In most studies of methods for reducing hot flashes, the placebo group sees some improvement, too, she pointed out. In this trial, the comparison group had no improvement at all, which means, she said, that it was not an adequate control group.

For more conclusive results, Pinkerton said, "this study needs to be replicated with larger, more diverse postmenopausal women with an active control group."

In the meantime, she added, women should remember that "being sedentary has been shown to be bad for (their) physical and mental health and to increase hot flashes. Being active every day has been shown to lessen severity of hot flashes, improve mood, coping ability and may decrease (their) risk of cognitive loss."

Additionally, Pinkerton said, "if women were to exercise with light walking 30 minutes daily and then stretch for 10 minutes, they might improve health, menopausal symptoms, mood and cognition and, if stretching helps sleep, improve their sleep quality."

SOURCE: Menopause, online June 13, 2016.

Read Full Story

Sign up for Best Bites by AOL and receive delicious recipes delivered to your inbox daily!

Subscribe to our other newsletters
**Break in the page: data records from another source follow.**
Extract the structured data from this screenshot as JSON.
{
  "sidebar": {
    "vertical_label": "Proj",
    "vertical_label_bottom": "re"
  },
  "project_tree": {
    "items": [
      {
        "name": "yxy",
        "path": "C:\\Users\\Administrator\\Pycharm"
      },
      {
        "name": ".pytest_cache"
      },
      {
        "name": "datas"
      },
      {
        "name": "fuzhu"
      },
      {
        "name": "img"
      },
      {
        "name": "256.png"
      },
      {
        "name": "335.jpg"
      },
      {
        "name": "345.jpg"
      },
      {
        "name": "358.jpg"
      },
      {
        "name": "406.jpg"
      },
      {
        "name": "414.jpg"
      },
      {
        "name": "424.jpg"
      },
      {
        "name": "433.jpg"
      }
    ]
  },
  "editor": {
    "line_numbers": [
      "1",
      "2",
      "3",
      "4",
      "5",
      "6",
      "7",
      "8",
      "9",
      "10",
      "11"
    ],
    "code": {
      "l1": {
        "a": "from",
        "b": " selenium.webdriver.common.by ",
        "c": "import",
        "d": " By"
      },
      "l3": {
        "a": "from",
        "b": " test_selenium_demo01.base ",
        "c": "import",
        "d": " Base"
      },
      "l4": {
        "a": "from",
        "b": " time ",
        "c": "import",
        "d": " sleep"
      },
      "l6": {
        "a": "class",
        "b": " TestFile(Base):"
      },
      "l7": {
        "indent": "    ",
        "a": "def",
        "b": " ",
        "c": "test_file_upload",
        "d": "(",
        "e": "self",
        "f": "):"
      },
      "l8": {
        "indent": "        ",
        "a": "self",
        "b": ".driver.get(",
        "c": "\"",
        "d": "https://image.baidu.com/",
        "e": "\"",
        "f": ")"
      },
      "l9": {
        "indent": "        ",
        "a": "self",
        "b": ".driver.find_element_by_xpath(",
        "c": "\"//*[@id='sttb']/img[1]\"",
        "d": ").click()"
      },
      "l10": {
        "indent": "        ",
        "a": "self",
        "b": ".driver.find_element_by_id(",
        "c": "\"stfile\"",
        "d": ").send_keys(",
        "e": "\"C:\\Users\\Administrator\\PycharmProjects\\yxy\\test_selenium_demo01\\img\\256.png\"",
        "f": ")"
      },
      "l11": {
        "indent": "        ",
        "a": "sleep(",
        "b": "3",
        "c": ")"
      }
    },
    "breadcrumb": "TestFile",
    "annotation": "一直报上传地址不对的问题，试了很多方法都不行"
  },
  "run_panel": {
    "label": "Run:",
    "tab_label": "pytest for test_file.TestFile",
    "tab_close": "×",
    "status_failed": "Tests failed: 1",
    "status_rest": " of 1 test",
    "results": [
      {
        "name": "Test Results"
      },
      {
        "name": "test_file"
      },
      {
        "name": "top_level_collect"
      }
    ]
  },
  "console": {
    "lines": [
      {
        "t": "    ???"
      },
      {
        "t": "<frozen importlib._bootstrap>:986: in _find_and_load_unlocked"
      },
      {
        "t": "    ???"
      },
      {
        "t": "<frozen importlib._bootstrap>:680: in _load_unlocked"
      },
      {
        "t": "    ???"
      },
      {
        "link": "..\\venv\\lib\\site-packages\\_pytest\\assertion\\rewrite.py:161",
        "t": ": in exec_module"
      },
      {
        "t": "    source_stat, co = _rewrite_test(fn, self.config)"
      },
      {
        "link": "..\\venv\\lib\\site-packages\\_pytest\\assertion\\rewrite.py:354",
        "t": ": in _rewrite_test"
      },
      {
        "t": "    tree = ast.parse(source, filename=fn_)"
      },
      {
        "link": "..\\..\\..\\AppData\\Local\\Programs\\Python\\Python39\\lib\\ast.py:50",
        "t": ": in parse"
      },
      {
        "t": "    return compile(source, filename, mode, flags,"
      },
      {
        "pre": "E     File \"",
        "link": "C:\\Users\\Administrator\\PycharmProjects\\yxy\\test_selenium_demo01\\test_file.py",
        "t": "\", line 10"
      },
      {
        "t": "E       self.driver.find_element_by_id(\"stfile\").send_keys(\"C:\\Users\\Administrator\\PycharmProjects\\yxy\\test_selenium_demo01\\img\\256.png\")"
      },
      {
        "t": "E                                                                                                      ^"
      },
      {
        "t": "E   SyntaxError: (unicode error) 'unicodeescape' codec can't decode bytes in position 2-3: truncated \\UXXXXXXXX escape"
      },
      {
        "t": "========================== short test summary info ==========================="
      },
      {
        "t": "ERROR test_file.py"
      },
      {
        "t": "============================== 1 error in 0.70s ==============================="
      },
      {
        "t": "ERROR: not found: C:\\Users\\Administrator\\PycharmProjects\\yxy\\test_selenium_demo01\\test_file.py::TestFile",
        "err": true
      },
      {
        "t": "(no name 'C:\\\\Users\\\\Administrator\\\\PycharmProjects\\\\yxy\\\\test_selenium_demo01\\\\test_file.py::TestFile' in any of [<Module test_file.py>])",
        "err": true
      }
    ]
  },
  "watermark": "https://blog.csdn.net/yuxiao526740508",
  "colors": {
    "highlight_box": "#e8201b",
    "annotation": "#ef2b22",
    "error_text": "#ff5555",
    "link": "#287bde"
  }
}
Emails may offer personalized content or ads. Learn more. You may unsubscribe any time.